From Ore to Reactor

The mined ore is processed at uranium mills at Jaduguda, Batin and Narwapahar, where it is converted into uranium oxide - popularly known as 'Yellow cake'. It is then sent to the Nuclear Fuel Complex at Hyderabad for fabrication into fuel for the country's pressurised heavy water reactors (PHWR).

Total uranium from currently known deposits is estimated to be equivalent of 94,000 tons of yellow cake. It is estimated that it can support a nuclear power program of 10,000 MWe for a period of 40 years.

But all is not well on the uranium front. The Nuclear Power Corporation of India Limited (NPCIL), under the DAE, has acknowledged that the industry is facing a severe mismatch between the demand and supply of uranium.
A reactor of 220 MWe (which is the installed capacity of most operating reactors in the country) has to be initially loaded with about 61 tons of U3O8 as fuel. To maintain efficient performance, about 33 tons of fuel has to be replaced every year. Hence, to keep the reactors producing electricity at the maximum capacity factor, more than 700 tons of uranium oxide is required per year. However, the amount of uranium produced in 2006 was only about 260 tons. Hence, about 12 of the 17 plants which produced about 15.6 billion kilowatt-hours of electricity in 2006 have been working only at 50 to 70 per cent capacity factor against a capacity factor of 90 per cent.

Why so? According to the DAE, three positive developments have contributed to this mismatch. First, it is the rapid increase in the nuclear power program in the recent years. Secondly, with improvements in technology, the power plant capacity has steadily grown. Each reactor can now burn more uranium and produce more energy. Thirdly, the gestation period, that is - the time between the civil work and commissioning of the reactor - has been reduced from 10-12 years to 4-5 years. This has reduced the lead period for planning.

Unfortunately, there is also a negative side to the story.
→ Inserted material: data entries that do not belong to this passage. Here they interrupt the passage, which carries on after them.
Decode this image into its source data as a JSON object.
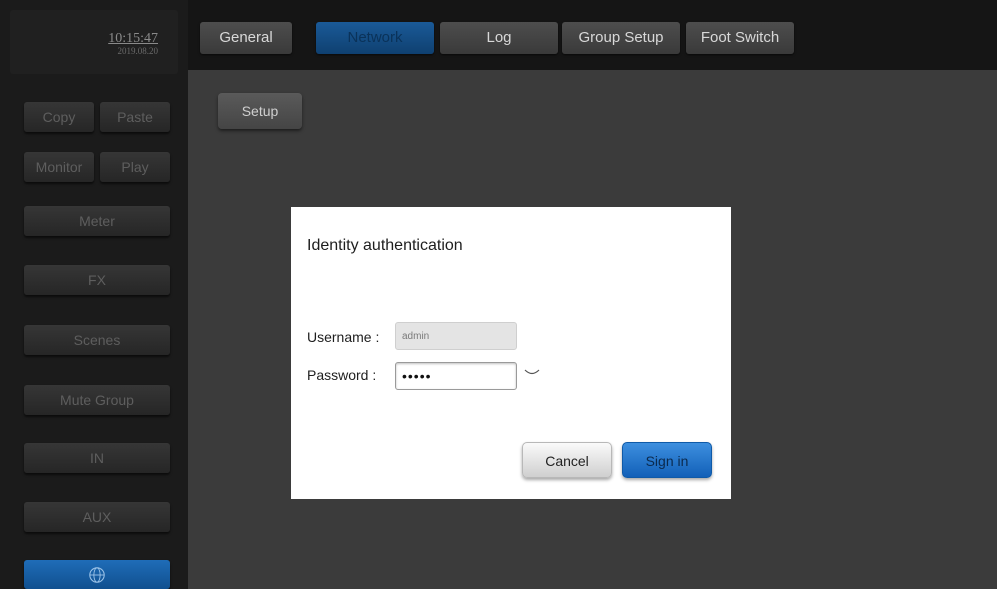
{
  "clock": {
    "time": "10:15:47",
    "date": "2019.08.20"
  },
  "sidebar": {
    "copy": "Copy",
    "paste": "Paste",
    "monitor": "Monitor",
    "play": "Play",
    "meter": "Meter",
    "fx": "FX",
    "scenes": "Scenes",
    "mute_group": "Mute Group",
    "in": "IN",
    "aux": "AUX",
    "bottom_icon": "globe-icon"
  },
  "tabs": [
    {
      "label": "General",
      "active": false
    },
    {
      "label": "Network",
      "active": true
    },
    {
      "label": "Log",
      "active": false
    },
    {
      "label": "Group Setup",
      "active": false
    },
    {
      "label": "Foot Switch",
      "active": false
    }
  ],
  "subnav": {
    "setup": "Setup"
  },
  "dialog": {
    "title": "Identity authentication",
    "username_label": "Username :",
    "username_value": "admin",
    "password_label": "Password :",
    "password_value": "•••••",
    "password_toggle_icon": "eye-closed-icon",
    "cancel_label": "Cancel",
    "signin_label": "Sign in"
  },
  "colors": {
    "accent_blue": "#1a5a98",
    "background": "#3b3b3b",
    "sidebar": "#1b1b1b"
  }
}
Though new deposits are being discovered, environmentalists, citizens' groups, NGOs and even political parties are raising objections to mining and processing activities. Pollution of water resources from uranium tailings, radiation hazards to people living in the vicinity, displacement of tribals, inadequate compensation for the land acquired, encroachment to reserve forest areas, etc. have all been cited as reasons. These problems have been affecting not only new sites but also working mines. The NPCIL has cautioned that delay in commissioning new mines and mills could lead to further fuel shortage and jeopardise the nuclear power program.

One may argue that the country has abundant resources of thorium which can be converted into fissile material in breeder reactors. However, nuclear scientists feel that the prerequisite for the thorium utilisation program is the setting up of at least 10,000 MWe capacity (PHWR).

The government is ambitious of increasing the nuclear power capacity to 50,000 MWe by 2032. The present technology of natural uranium fuel in pressurised heavy water reactors, on which most of the current Indian program is based, is not best suited for this quantum jump.

Light water reactors with enriched Uranium-235 (to about three per cent) is the technology employed the world over. It may also help an earlier induction of the thorium cycle. However, India does not have enough expertise in light water technology.

Faced with this triple constraint of limited uranium deposits, opposition to uranium mining, and an urgent need for jacking up energy production, the government is seeking international cooperation in the supply of both fuel and technology.

The civil nuclear agreement between India and USA has to be viewed in this context.